The region has been very complex in terms of PPAs, as these agreements have evolved greatly over the last 20 years. The large customers all want them, but the balance is to manage the risk profile for ENGIE North America with the customer needs (given the intermittent generation of renewables). Previously, the risks were not as well understood, and there were a lot of small companies that would develop and then flip, and that set a certain tone where many aspects favored the customer. Now the market is more mainstream and the more sophisticated developers are better able to manage the risks in the complex markets we operate in. It all has to be thoughtfully managed.



You have big ambitions for the Group's new business (3 GW of battery storage capacity projects and 1 GW of green H2 in 2030): how will you achieve them?


D.C.: We began greenfielding our own battery storage in renewables several years ago and are now seeing those first projects come online. We should have a little more than 700 MW of new battery storage online by the end 2023, while coordinating with GEMS on the operational aspects. This is a great demonstration of One ENGIE in that we are building and operating it, while GEMS will be the market face for those batteries. Additionally, with Flex Gen and Energy Solutions, we have worked on a couple of acquisitions that also brought in additional battery pipeline in order to fill our near-term goals. The Monarch project involved the acquisition of a pipeline from Belltown Power, which is a small developer out of North Texas. Because of this, Flex Gen & Retail, Renewables and Energy Solutions are working on projects in Texas and other states that will help us achieve those targets.

One of the biggest constraints we currently have is access to batteries. The pricing of batteries has gone up due to supply chain issues with COVID and the escalating trade issues between China and the United States. Since the vast majority of our batteries come from China, we have been looking to diversify our source and scope of supply. Presently there is a large demand for batteries primarily in California and Texas, spreading to the East Coast as we work on a higher level of renewables penetration.

Flex Gen & Retail, Renewables and Networks are working together on green H2, but it’s a nascent industry, so there are no operational projects at this point in the region. However, the groundwork to hit that 1 GW of green H2 by 2030 has already started. We are already having conversations with our customers and greenfielding sites, which include pipeline access, transmission access and the development of renewables so that we can be prepared to deliver on that target.

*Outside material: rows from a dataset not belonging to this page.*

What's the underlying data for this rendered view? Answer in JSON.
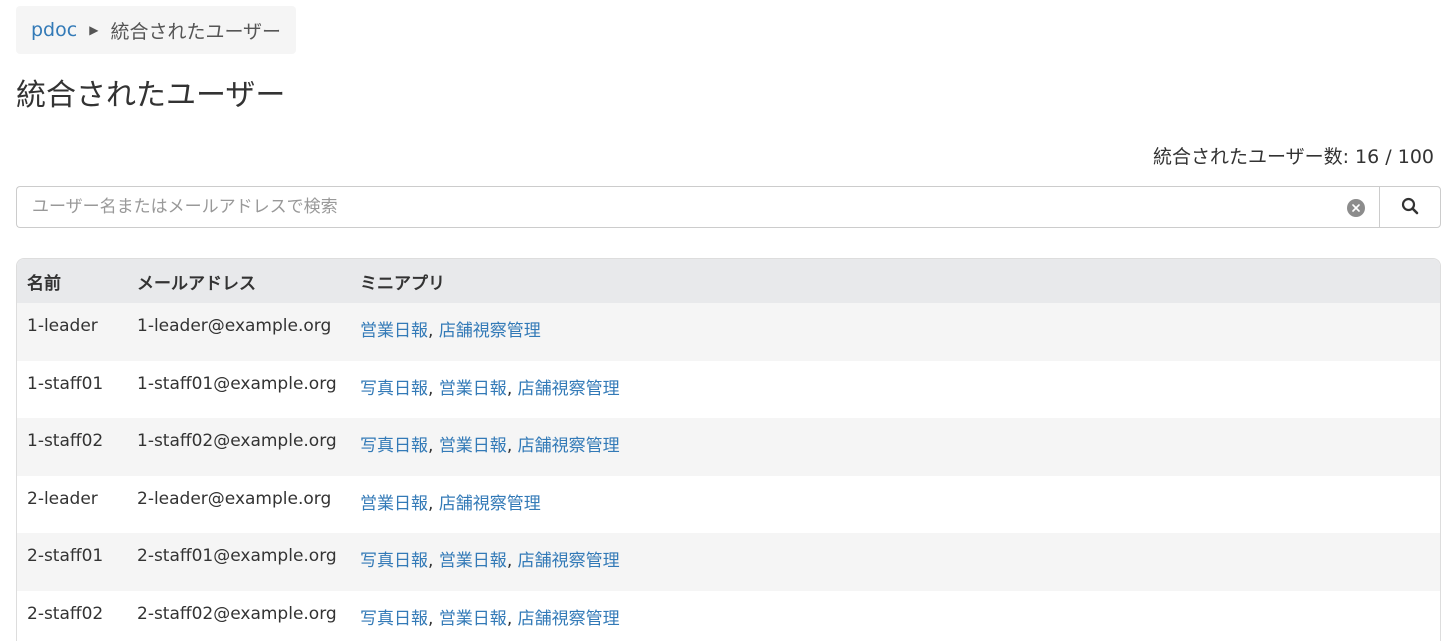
{
  "breadcrumb": {
    "home": "pdoc",
    "separator": "▶",
    "current": "統合されたユーザー"
  },
  "page_title": "統合されたユーザー",
  "count": {
    "label": "統合されたユーザー数:",
    "current": "16",
    "separator": "/",
    "max": "100"
  },
  "search": {
    "placeholder": "ユーザー名またはメールアドレスで検索",
    "value": "",
    "clear_icon": "clear-circle-x-icon",
    "button_icon": "search-icon"
  },
  "table": {
    "headers": [
      "名前",
      "メールアドレス",
      "ミニアプリ"
    ],
    "rows": [
      {
        "name": "1-leader",
        "email": "1-leader@example.org",
        "apps": [
          "営業日報",
          "店舗視察管理"
        ]
      },
      {
        "name": "1-staff01",
        "email": "1-staff01@example.org",
        "apps": [
          "写真日報",
          "営業日報",
          "店舗視察管理"
        ]
      },
      {
        "name": "1-staff02",
        "email": "1-staff02@example.org",
        "apps": [
          "写真日報",
          "営業日報",
          "店舗視察管理"
        ]
      },
      {
        "name": "2-leader",
        "email": "2-leader@example.org",
        "apps": [
          "営業日報",
          "店舗視察管理"
        ]
      },
      {
        "name": "2-staff01",
        "email": "2-staff01@example.org",
        "apps": [
          "写真日報",
          "営業日報",
          "店舗視察管理"
        ]
      },
      {
        "name": "2-staff02",
        "email": "2-staff02@example.org",
        "apps": [
          "写真日報",
          "営業日報",
          "店舗視察管理"
        ]
      }
    ]
  },
  "colors": {
    "link": "#337ab7",
    "text": "#333333",
    "header_bg": "#e8e9eb",
    "stripe_bg": "#f5f5f5"
  }
}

ENGIE global has been very supportive of the necessity of this early development to support that goal of 1 GW green H2 as this industry grows.”